But perhaps I’m getting ahead of myself. Or maybe Sean at Blogos has a grand plan that he’s going to unveil in January at the BibleTech08 conference.

Via ppk.

New Tool: Bible Word Locator

Monday, September 3rd, 2007

Try it out.


See ‘said.’
All the occurrences of the word said in the Bible. Note the narrative bands in Genesis, the Old Testament history books, and the gospels.

See ‘father’ and ‘son.’
Occurrences of the words father and son. Clusters in Chronicles and a couple of places in the New Testament show where to find the genealogies.

See ‘Moses,’ ‘David,’ and ‘Jesus.’
Occurrences of the words Moses, David, and Jesus. It’s easy to tell where the main stories about each person are.


Part of the Similar Diversity work includes a visualization of the word you in various holy books. This visualization provided me the impetus to produce something more interactive for the Bible.

How It Works

First, I counted the number of words in the ESV Bible (767,847, including headings but excluding footnotes, if you’re interested).

Next I assigned each word in the Bible a unique, incremented number. Then it was just a matter of going through the positions and grouping them by word. The result is a database table with two columns: word (varchar(18)) and positions (mediumtext). The positions column consists of a space-separated string of numbers.

When you enter a search query, the program finds the positions of words matching your query and then plots those positions on a chart. (The chart is 1/4 the size it would be if each word position got one pixel; it would have to be 1,083×709 pixels at a one-pixel-per-word ratio.)

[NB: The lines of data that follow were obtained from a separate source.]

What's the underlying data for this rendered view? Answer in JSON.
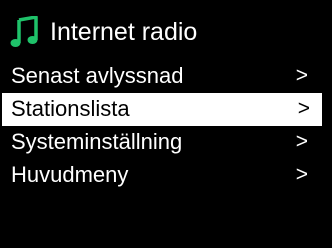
{
  "header": {
    "icon": "music-note-icon",
    "icon_color": "#1fc26a",
    "title": "Internet radio"
  },
  "menu": {
    "items": [
      {
        "label": "Senast avlyssnad",
        "arrow": ">"
      },
      {
        "label": "Stationslista",
        "arrow": ">"
      },
      {
        "label": "Systeminställning",
        "arrow": ">"
      },
      {
        "label": "Huvudmeny",
        "arrow": ">"
      }
    ],
    "selected_index": 1
  },
  "colors": {
    "background": "#000000",
    "text": "#ffffff",
    "highlight_bg": "#ffffff",
    "highlight_text": "#000000"
  }
}
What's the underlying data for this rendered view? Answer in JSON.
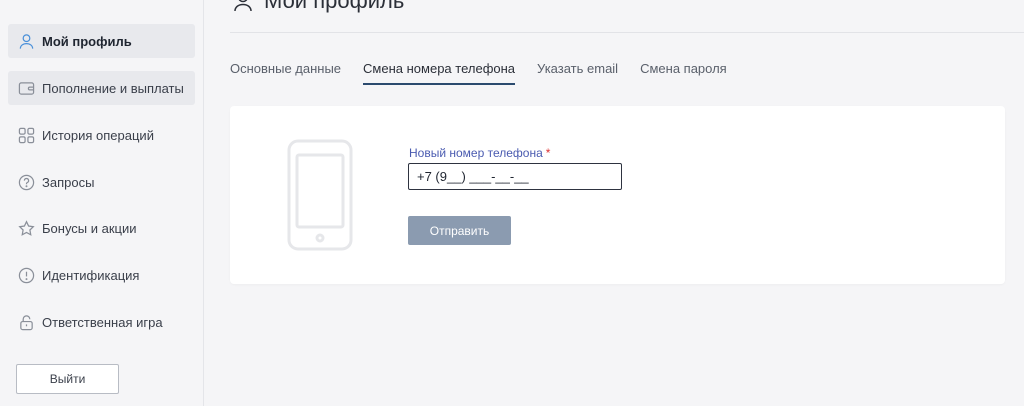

The Code

The code is in PHP, using the GD library. I decided this project would be a good time to try out the SQLite database that comes with PHP instead of going with MySQL. I have no complaints, though Perl creates incompatible tables with current PHP versions (5.2.4) unless you use PDO in PHP to access the tables. It worked fine after a bit of Googling revealed the workaround.

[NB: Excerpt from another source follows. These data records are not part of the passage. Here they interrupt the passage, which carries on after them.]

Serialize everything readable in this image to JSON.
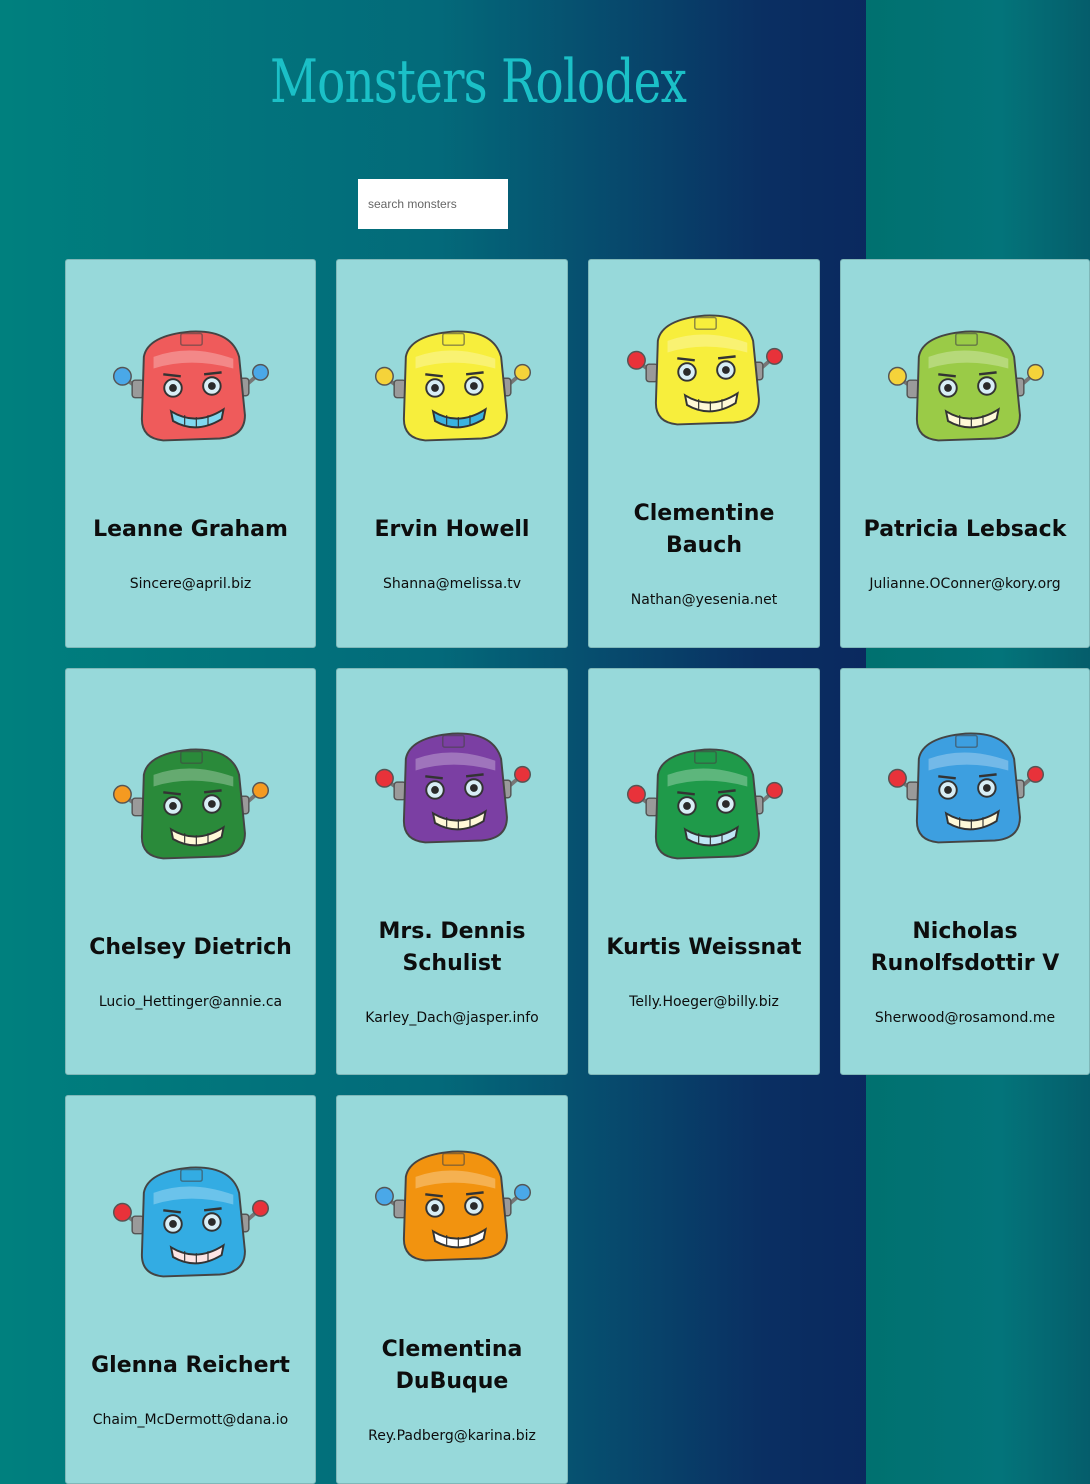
{
  "app": {
    "title": "Monsters Rolodex"
  },
  "search": {
    "placeholder": "search monsters",
    "value": ""
  },
  "monsters": [
    {
      "name": "Leanne Graham",
      "email": "Sincere@april.biz",
      "head_color": "#ef5b5b",
      "mouth_color": "#80d8f0",
      "icon": "robot-head-icon"
    },
    {
      "name": "Ervin Howell",
      "email": "Shanna@melissa.tv",
      "head_color": "#f7ee3c",
      "mouth_color": "#3ab3e0",
      "icon": "robot-head-icon"
    },
    {
      "name": "Clementine Bauch",
      "email": "Nathan@yesenia.net",
      "head_color": "#f7ee3c",
      "mouth_color": "#fff9d8",
      "icon": "robot-head-icon"
    },
    {
      "name": "Patricia Lebsack",
      "email": "Julianne.OConner@kory.org",
      "head_color": "#9acb47",
      "mouth_color": "#fff9d8",
      "icon": "robot-head-icon"
    },
    {
      "name": "Chelsey Dietrich",
      "email": "Lucio_Hettinger@annie.ca",
      "head_color": "#2a8a3a",
      "mouth_color": "#fff9d8",
      "icon": "robot-head-icon"
    },
    {
      "name": "Mrs. Dennis Schulist",
      "email": "Karley_Dach@jasper.info",
      "head_color": "#7b3fa3",
      "mouth_color": "#fff9d8",
      "icon": "robot-head-icon"
    },
    {
      "name": "Kurtis Weissnat",
      "email": "Telly.Hoeger@billy.biz",
      "head_color": "#1f9a4a",
      "mouth_color": "#bfe6f5",
      "icon": "robot-head-icon"
    },
    {
      "name": "Nicholas Runolfsdottir V",
      "email": "Sherwood@rosamond.me",
      "head_color": "#3d9fe0",
      "mouth_color": "#fff9d8",
      "icon": "robot-head-icon"
    },
    {
      "name": "Glenna Reichert",
      "email": "Chaim_McDermott@dana.io",
      "head_color": "#33ace3",
      "mouth_color": "#fde4e4",
      "icon": "robot-head-icon"
    },
    {
      "name": "Clementina DuBuque",
      "email": "Rey.Padberg@karina.biz",
      "head_color": "#f2930f",
      "mouth_color": "#ffffff",
      "icon": "robot-head-icon"
    }
  ]
}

Since the chart is 1/4 full-size, each pixel represents four words, and each dot occupies nine pixels. Given the coarse resolution, it’s best to use the locator to identify trends and then switch to the Bible text for further analysis.

It doesn’t do exact matches, only beginning-of-word matches. Only want to search for Eve, omitting results for evening? You’re out of luck.

It would be interesting to be able to click a dot and see the context of each occurrence.

Introducing Labs

Launching this tool gives me an excuse to launch the new Labs section of this site, which houses small, one-off experiments like this one and the Chapter Browser.

Visualization: Genesis Word Trees

Saturday, September 1st, 2007

From Many Eyes (Java required), a word tree of “God said” from Genesis:

Many Eyes is a data-visualization site. They just introduced a word-tree visualization, which takes a body of text and lets you find phrases surrounding a word. One of the creators of the site uploaded this data set for Genesis (KJV). Create your own visualizations (like the one above) from this data at the site.

An interesting addition would be to let you enter more than one node. For example, entering “God” and “Abraham” would show you all the different words and phrases that connect those two words.